I just love this place! The small streets and beautiful stone houses, some with well-kept small walled gardens and shared slipways, the safe harbor (Hamnavoe), the Pier Gallery, friendly people, connections to Hudson Bay (entrance to which is directly west from here! The reason why many of the explorers of the North West Passage set off from here, including the great Orcadian, Dr John Rae. Here wrote George MacKay Brown, the great Orcadian Poet and Novelist. And last but not least, close enough to bike to the centre of our Stone Age world around Stenness, the Ring of Brodgar (great standing stone circle), the new and massively important site at Ness of Brodgar, the Standing Stones at Stenness, and the chambered cairn at Maeshowe, to name only a few highlights.

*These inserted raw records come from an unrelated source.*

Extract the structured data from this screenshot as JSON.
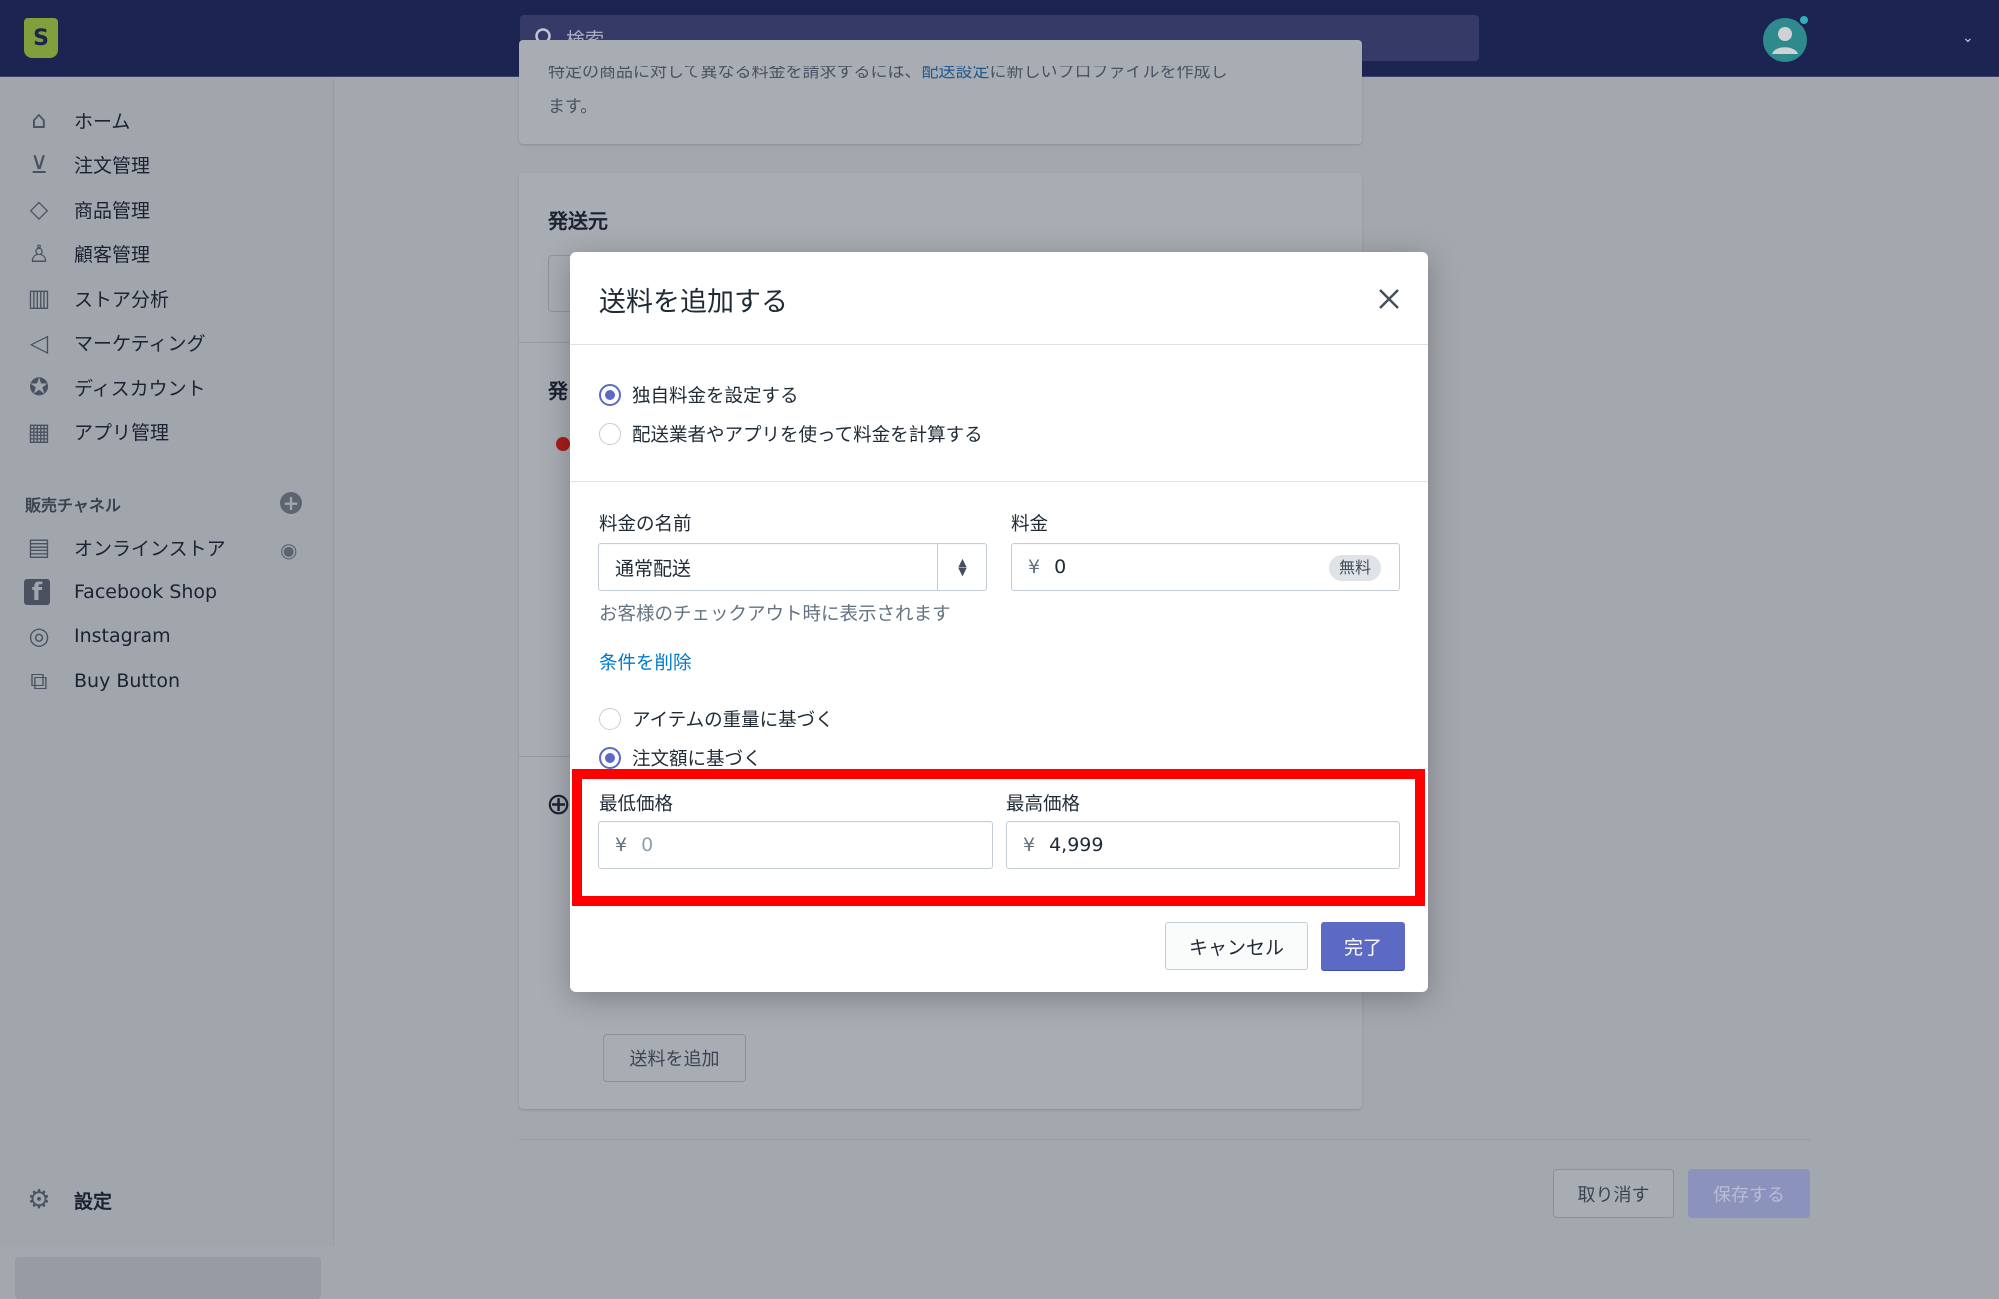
{
  "topbar": {
    "search_placeholder": "検索",
    "logo": "S"
  },
  "sidebar": {
    "items": [
      {
        "label": "ホーム",
        "icon": "home-icon"
      },
      {
        "label": "注文管理",
        "icon": "orders-icon"
      },
      {
        "label": "商品管理",
        "icon": "tag-icon"
      },
      {
        "label": "顧客管理",
        "icon": "person-icon"
      },
      {
        "label": "ストア分析",
        "icon": "bar-chart-icon"
      },
      {
        "label": "マーケティング",
        "icon": "megaphone-icon"
      },
      {
        "label": "ディスカウント",
        "icon": "discount-icon"
      },
      {
        "label": "アプリ管理",
        "icon": "apps-icon"
      }
    ],
    "channels_title": "販売チャネル",
    "channels": [
      {
        "label": "オンラインストア",
        "icon": "store-icon"
      },
      {
        "label": "Facebook Shop",
        "icon": "facebook-icon"
      },
      {
        "label": "Instagram",
        "icon": "instagram-icon"
      },
      {
        "label": "Buy Button",
        "icon": "buy-button-icon"
      }
    ],
    "settings": "設定"
  },
  "background": {
    "note_part1": "特定の商品に対して異なる料金を請求するには、",
    "note_link": "配送設定",
    "note_part2": "に新しいプロファイルを作成し",
    "note_end": "ます。",
    "origin_title": "発送元",
    "section_char": "発",
    "add_rate_button": "送料を追加",
    "discard_button": "取り消す",
    "save_button": "保存する"
  },
  "modal": {
    "title": "送料を追加する",
    "rate_type_options": [
      {
        "label": "独自料金を設定する",
        "selected": true
      },
      {
        "label": "配送業者やアプリを使って料金を計算する",
        "selected": false
      }
    ],
    "rate_name_label": "料金の名前",
    "rate_name_value": "通常配送",
    "rate_name_help": "お客様のチェックアウト時に表示されます",
    "price_label": "料金",
    "currency": "¥",
    "price_value": "0",
    "free_badge": "無料",
    "remove_conditions_link": "条件を削除",
    "condition_options": [
      {
        "label": "アイテムの重量に基づく",
        "selected": false
      },
      {
        "label": "注文額に基づく",
        "selected": true
      }
    ],
    "min_price_label": "最低価格",
    "min_price_placeholder": "0",
    "max_price_label": "最高価格",
    "max_price_value": "4,999",
    "cancel_button": "キャンセル",
    "done_button": "完了"
  },
  "colors": {
    "primary": "#5c6ac4",
    "link": "#007ace",
    "highlight": "#ff0000",
    "topbar": "#1c2452"
  }
}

On Sunday, Karen and I hired bikes and cycled to Stenness, first visiting the Maes Howe, the chambered cairn with about 12 others and a knowledgeable guide. It is said to be one of the best preserved in western Europe.
We had not visited this on previous visits to Orkney, and it was a great trip. The cairn is entered through a long, low, stone tunnel which points directly between the two hills on the Island of Hoy, actually the point where the sun sets at the Winter Solstice. This is also a significant alignment for many of the other large structures around Ness of Brodgar, and was most probably a way to welcome, and particularly to encourage, the coming spring with its new life, so often linked to early forms of worship. For more see https://www.historicenvironment.scot/visit-a-place/places/maeshowe-chambered-cairn/

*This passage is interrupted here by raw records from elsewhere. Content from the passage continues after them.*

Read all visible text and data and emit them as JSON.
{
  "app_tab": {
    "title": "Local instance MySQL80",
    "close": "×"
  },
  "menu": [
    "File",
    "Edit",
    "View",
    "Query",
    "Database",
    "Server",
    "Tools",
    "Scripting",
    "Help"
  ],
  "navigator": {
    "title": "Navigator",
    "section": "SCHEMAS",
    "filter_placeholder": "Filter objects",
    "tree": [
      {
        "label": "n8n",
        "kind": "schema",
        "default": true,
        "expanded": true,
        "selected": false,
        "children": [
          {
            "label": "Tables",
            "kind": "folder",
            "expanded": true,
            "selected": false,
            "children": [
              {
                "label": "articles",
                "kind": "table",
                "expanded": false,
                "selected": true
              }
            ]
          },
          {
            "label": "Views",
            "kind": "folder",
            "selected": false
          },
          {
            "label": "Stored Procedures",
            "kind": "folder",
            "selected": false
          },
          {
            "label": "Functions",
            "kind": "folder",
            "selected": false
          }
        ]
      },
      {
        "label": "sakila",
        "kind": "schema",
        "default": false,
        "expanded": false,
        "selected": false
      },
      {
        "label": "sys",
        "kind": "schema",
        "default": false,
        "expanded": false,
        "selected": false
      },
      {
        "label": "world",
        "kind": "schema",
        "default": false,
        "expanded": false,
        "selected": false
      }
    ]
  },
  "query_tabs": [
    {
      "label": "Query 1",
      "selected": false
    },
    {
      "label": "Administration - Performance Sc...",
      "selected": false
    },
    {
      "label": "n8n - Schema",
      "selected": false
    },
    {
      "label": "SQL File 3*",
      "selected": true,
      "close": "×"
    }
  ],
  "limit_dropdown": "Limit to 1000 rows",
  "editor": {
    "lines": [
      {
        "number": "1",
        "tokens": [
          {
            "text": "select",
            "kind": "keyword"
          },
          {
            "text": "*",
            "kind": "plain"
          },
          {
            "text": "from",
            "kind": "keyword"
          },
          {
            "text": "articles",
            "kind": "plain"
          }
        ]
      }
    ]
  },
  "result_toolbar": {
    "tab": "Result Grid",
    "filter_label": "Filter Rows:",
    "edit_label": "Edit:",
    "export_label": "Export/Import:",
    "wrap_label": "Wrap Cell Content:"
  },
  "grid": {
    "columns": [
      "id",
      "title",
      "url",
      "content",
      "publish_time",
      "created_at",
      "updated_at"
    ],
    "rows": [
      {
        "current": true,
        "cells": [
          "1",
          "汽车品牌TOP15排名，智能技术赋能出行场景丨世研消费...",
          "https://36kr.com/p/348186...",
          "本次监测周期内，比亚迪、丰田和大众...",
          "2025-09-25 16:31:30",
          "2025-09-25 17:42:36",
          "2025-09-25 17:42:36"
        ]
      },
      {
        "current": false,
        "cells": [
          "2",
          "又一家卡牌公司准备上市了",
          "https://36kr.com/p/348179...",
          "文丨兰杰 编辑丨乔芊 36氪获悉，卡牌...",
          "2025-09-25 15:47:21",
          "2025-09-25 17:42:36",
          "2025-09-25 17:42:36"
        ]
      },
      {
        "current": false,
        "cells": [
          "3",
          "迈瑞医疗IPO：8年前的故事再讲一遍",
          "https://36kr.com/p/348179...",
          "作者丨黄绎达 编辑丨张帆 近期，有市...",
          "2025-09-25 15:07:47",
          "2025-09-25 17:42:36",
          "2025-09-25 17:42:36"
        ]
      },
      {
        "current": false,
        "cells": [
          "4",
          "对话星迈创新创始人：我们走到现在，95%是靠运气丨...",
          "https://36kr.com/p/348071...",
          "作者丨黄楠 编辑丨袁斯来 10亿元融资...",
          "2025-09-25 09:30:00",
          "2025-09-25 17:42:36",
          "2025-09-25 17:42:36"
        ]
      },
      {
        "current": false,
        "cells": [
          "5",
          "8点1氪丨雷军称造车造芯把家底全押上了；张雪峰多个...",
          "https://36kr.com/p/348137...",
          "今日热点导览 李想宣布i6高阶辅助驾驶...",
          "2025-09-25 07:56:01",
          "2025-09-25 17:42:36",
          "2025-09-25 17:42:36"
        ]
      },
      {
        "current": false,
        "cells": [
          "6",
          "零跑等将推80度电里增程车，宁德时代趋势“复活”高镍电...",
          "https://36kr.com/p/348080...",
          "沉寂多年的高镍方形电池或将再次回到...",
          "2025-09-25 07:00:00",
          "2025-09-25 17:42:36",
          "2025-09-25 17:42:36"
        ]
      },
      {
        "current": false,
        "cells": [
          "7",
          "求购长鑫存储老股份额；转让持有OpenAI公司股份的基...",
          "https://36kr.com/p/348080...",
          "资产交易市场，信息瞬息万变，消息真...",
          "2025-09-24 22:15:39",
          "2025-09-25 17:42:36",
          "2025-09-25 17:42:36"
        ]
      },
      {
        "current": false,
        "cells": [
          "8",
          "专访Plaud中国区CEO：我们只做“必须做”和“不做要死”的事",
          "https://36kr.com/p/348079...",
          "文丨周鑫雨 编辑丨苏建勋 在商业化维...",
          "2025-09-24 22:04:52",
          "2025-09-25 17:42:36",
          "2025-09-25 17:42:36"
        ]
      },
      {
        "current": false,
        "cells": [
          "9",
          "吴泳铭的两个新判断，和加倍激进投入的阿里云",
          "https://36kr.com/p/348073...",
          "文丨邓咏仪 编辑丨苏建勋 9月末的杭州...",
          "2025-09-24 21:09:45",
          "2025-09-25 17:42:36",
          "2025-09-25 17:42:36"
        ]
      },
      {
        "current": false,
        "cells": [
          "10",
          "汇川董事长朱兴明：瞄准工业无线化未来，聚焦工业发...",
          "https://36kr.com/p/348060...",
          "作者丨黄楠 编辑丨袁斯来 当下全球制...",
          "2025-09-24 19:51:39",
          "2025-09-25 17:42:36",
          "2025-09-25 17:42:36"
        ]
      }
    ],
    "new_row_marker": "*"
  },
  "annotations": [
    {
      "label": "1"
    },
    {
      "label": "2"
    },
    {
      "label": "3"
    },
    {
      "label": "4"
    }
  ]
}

The Vikings were also here much later, sheltering from a snow storm for three days, and made graffiti in the form of runes, which are clearly visible in several places.
After a picnic lunch by the loch of Harray, we next visited the dig at Ness of Brodgar, where they has so far only scratched the surface of this massive site that, in the words of the excellent brochure, has “revealed itself as one of the glories of the European Neolithic, the very centre of the ancient world”. We will probably never see this site fully revealed, but what we see is unusually large stone buildings in numerous structures, clustered along this narrow strip of land between two lochs, one of which was and remains joined to the sea, and the other of which is fresh. So far, the oldest buildings date to around 3300BC, or more than 5000 years ago. Hundreds of large and small clay pots, also decorated and painted, have been found. Stone art in large quantities, and non-native stones, such as flints, are all here. The size of the structures, and the site, and the discovered of the bones of 400 head of cattle slaughtered at one moment in time (2450BC), suggest that this was an important site of pilgrimage. We also note that Orkney Beef has been highly valued for 4470 plus years!

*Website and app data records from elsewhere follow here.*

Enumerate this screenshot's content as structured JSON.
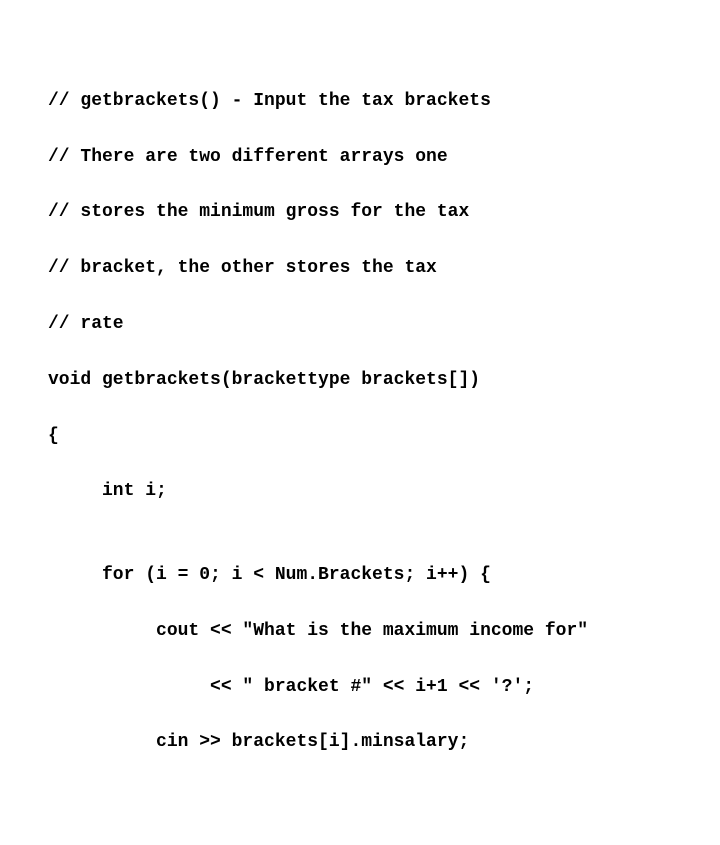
{
  "code": {
    "lines": [
      "// getbrackets() - Input the tax brackets",
      "// There are two different arrays one",
      "// stores the minimum gross for the tax",
      "// bracket, the other stores the tax",
      "// rate",
      "void getbrackets(brackettype brackets[])",
      "{",
      "     int i;",
      "",
      "     for (i = 0; i < Num.Brackets; i++) {",
      "          cout << \"What is the maximum income for\"",
      "               << \" bracket #\" << i+1 << '?';",
      "          cin >> brackets[i].minsalary;"
    ]
  }
}
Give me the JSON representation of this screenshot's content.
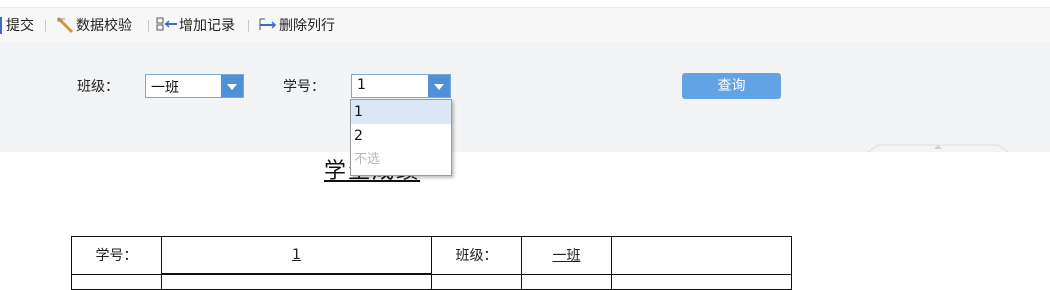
{
  "toolbar": {
    "submit": "提交",
    "validate": "数据校验",
    "add_record": "增加记录",
    "delete_row": "删除列行"
  },
  "filters": {
    "class_label": "班级：",
    "class_value": "一班",
    "student_no_label": "学号：",
    "student_no_value": "1",
    "query_button": "查询"
  },
  "dropdown": {
    "options": [
      "1",
      "2",
      "不选"
    ],
    "selected": "1"
  },
  "report": {
    "title": "学生成绩",
    "row1": {
      "student_no_label": "学号：",
      "student_no_value": "1",
      "class_label": "班级：",
      "class_value": "一班"
    }
  },
  "colors": {
    "combo_button": "#4f90d9",
    "query_button": "#62a3e6",
    "selected_option": "#dbe6f7"
  }
}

- 5000+ year old stone walls, as they were found, on the dig. One of the large structures. Note also the beautiful paving around.
- signpost at the dig
- our Archeologist guide, Elaine
- Hege`s photo of the dig in action at Ness of Brodgar
See also www.nessofbrodgar.co.uk
We cycled back past the Ring of Brodgar, and eventually joining the road from Birsay to Stromness. And returned home, dropping the bikes and taking a beer to recover in the pub on the pier. Later we enjoyed a lovely meal cooked by Thomas, Hege and the girls – salmon cooked in the oven with ginger, garlic and soy sauce plus olive oil.
Much shopping had been done in our absence. We have six visitors for lunch on Sunday, Tanera, Robin, Veyatie, Pollaidh (John´s daughter, her husband, and grand-daughters) and friends of theirs, so much planning is needed. Tomorrow, we must also plan for the next leg to Inverness, as we will leave with sunrise and tide early on Monday morning (around 0330).